How do you know if the vaccine works? We can't vaccinate people and then infect them with H5N1 to see if they are protected. Instead the researchers used some data from the 1997 Hong Kong outbreak suggesting antibody titers of 1:40 might be protective. This, then, was selected as the level at which the vaccine was considered to protect people when their blood was assayed for anti-H5 antigen. Current seasonal vaccines achieve efficacy rates of about 70% against circulating H3 strains. Thus the current vaccine does not protect everyone, yet it is still a relatively high proportion. But the new vaccine didn't make that benchmark for H5.

The results, in fact, confirmed what had been found in other trials (see here and here for some of our many other posts on vaccines). A little over half the 102 vaccinees who received the highest (90 µg) dose achieved titers of 1:40 or greater. At the 45 µg dose about 45% were protected, with 22% and 9% being the corresponding levels for the lower doses. Thus only about half the subjects achieved protection when given a vaccine dose twelve times what is currently used. Bear in mind that we have a very small production capacity, the result of years of disinterest by Big Pharma in products that weren't obscenely profitable, although they were still quite reasonably profitable. What this means practically is that this vaccine is not currently practically feasible as a way to protect the population. It might be used in a highly targeted sub-population, but even there might not be that effective.

Despite the high dose, side effects seemed to be minimal, mainly pain and tenderness at the injection site. However the ability of this smallish study to detect serious side effects was relatively modest. It had an 88% chance of picking up three or more serious events as long as the true rate of serious events was at least 5%. Five percent is a pretty high serious adverse event rate when you are vaccinating tens of millions of people. So the jury on the safety of this vaccine is still out. So far, however, we don't see warning flags, although our vision is far from perfect.

NIH's Dr. Tony Fauci acknowledged the disappointing outcome, even as he tried to put the best face on it:
''We have a vaccine we know can spur an immune response, albeit at very high doses. We're going in the right direction. The sobering news is we have a long way to go. So it's muted good news,'' said Dr. Anthony Fauci, director of the National Institute of Allergy and Infectious Diseases, which funded the study. (Chicago Tribune)
The lead researcher also put on a brave face, calling on a time worn cliché to take the heat for bad news:
"Every journey starts with a first step,'' said Dr. John Treanor, director of Rochester's Vaccine and Treatment Evaluation Unit and the overall leader of the project. ''We actually have a product. We're not there yet, but we're making progress."
The big question, of course, is whether we are traveling fast enough to get to where we need to before dark. Probably not.

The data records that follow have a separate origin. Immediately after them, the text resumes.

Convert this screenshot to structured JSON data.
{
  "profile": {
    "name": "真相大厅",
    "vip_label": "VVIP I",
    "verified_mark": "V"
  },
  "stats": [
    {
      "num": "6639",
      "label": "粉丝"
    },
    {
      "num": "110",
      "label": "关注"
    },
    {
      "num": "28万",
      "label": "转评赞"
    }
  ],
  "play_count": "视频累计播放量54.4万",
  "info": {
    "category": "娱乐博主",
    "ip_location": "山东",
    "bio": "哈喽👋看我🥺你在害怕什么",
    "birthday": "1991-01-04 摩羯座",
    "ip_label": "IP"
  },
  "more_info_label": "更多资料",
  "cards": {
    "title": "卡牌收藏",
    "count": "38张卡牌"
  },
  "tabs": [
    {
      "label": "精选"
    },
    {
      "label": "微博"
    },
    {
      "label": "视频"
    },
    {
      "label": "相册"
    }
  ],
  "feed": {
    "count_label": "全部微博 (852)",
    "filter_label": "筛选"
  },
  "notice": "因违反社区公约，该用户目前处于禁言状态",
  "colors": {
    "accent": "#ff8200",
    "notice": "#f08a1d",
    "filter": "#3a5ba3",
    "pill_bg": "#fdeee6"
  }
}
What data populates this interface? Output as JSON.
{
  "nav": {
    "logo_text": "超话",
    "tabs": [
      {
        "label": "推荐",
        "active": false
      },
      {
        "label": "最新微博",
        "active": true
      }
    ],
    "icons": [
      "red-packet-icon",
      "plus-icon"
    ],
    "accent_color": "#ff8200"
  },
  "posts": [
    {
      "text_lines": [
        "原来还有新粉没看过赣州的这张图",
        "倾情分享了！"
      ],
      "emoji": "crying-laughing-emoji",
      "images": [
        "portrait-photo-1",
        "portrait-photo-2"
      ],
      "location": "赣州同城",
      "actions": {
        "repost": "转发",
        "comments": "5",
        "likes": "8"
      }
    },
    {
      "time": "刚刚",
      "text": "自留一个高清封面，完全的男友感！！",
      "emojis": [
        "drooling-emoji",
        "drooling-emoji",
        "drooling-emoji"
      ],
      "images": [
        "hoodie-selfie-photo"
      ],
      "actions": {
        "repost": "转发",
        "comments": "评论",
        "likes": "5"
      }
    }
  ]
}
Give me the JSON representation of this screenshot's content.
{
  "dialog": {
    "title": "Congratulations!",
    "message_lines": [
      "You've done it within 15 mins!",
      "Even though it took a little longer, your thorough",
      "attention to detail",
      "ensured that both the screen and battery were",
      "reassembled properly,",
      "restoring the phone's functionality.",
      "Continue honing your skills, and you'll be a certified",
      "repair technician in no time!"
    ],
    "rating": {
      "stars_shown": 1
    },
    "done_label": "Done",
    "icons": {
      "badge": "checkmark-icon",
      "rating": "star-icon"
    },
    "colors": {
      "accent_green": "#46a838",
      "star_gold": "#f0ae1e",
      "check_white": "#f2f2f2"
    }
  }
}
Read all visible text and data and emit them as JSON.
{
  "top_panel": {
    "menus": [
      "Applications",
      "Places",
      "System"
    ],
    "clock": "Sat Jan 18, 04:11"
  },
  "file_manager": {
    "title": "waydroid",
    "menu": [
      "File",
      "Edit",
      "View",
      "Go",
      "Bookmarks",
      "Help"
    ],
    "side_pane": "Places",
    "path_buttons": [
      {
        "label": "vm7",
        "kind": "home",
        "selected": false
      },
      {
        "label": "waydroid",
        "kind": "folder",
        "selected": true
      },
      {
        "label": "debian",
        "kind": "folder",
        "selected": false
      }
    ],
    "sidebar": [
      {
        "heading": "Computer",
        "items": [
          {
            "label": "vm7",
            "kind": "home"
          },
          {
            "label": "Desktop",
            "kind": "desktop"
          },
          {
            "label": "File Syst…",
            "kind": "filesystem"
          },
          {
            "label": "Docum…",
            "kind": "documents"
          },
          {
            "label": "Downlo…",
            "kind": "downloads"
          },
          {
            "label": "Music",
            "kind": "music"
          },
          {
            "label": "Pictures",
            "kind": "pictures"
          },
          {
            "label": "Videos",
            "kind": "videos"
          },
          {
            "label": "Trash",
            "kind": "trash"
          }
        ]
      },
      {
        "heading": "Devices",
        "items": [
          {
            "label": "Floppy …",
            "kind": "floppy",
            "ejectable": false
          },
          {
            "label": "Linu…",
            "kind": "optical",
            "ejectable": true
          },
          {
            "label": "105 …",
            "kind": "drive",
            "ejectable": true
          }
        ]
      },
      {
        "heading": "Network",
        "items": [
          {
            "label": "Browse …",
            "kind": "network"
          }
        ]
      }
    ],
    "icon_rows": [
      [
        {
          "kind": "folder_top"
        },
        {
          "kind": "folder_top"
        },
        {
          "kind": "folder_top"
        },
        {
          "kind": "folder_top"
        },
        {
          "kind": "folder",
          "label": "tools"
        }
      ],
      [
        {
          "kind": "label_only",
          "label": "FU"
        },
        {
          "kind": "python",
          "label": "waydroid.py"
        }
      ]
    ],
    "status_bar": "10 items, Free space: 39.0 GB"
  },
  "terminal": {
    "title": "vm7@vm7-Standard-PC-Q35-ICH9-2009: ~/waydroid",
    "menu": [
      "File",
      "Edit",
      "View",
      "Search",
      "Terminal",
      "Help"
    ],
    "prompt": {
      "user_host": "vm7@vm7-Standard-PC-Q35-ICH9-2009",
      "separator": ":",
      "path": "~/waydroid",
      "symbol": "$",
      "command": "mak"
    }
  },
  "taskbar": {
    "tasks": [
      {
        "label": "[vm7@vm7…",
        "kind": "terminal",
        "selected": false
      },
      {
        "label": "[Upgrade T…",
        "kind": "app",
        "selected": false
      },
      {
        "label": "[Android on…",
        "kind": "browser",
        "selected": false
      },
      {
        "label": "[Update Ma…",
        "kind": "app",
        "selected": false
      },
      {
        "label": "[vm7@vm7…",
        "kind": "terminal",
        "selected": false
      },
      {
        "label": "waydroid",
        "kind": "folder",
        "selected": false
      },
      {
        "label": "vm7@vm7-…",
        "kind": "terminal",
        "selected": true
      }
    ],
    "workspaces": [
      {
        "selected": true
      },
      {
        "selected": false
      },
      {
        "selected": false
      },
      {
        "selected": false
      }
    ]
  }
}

Addendum: It's been pointed out to me that the NEJM article is just the published version of the earlier newspaper accounts (last August, I think). So this is not another disappointing vaccine trial result but the same one as earlier. My error. The paper has additional information, which is what I posted above.